NEC Energy Solutions has revealed plans to install 100 MW of energy storage capacity at two sites in Northern Ireland, backed by engineering, procurement and construction services. Under the terms of the deal, NEC will also provide its GSS end-to-end grid storage solution, as well as AEROS, its proprietary energy storage control software.
The battery storage company, part of Japanese tech giant NEC Corp, claims the two 50 MW projects will be the biggest energy storage systems in Northern Ireland upon completion. NEC did not disclose the financial terms of the deal or reveal additional details about the technologies planned for use.

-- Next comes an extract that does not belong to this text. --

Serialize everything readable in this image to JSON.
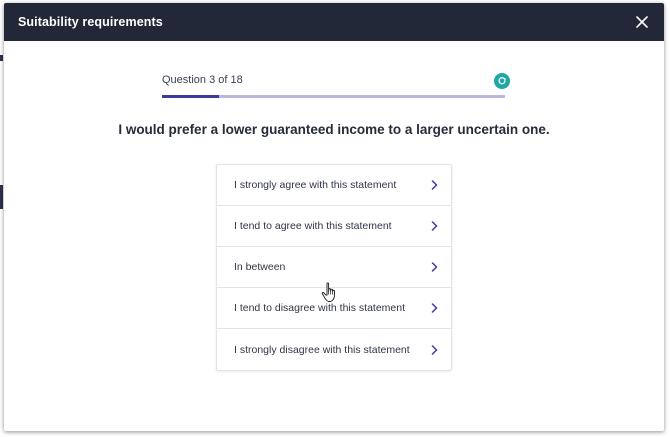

The energy storage company is building the two systems on behalf of London-based project developer Low Carbon and investor the Gore Street Energy Storage Fund (GSF). The deal is the second round of projects NEC has secured from GSF and Low Carbon.
NEC Energy Solutions is installing the 50 MW systems at Drumkee, in County Tyrone, and Mullavilly, in County Armagh. The projects are likely to receive public backing from the Delivering a Secure Sustainable Electricity System (DS3) scheme operated by state-owned electricity transmission system entities EirGrid, based in the Republic of Ireland, and the System Operator for Northern Ireland unit it owns.
Steve Fludder, chief executive of NEC Energy Solutions, said the storage projects mark the latest step in Northern Ireland’s “tremendous progress” in the deployment of clean energy, noting 44% of the province’s electricity consumption came from renewables last year.
“This easily beats Northern Ireland’s renewable target of 40% and occurred one year ahead of its 2020 deadline,” Fludder said. “Energy storage, via the DS3 program, makes more of this possible.”
The DS3 program is designed to help Ireland to meet its solar and wind generation capacity targets across the all-island network. The DS3 market includes fixed and standard contracts across the Irish grid.
Alex O’Cinneide, CEO of Gore Street Capital, said the storage projects will be critical to solar and wind deployment in Northern Ireland as the system operator has been struggling to manage the power system as more variable renewables such as solar come online.
“As investment in sources of volatile renewable generation to supply the grid in Ireland continues to increase – supported in particular by excellent wind generation potential – assets such as these will form a major step in advancing Ireland’s climate change objectives,” O’Cinneide said.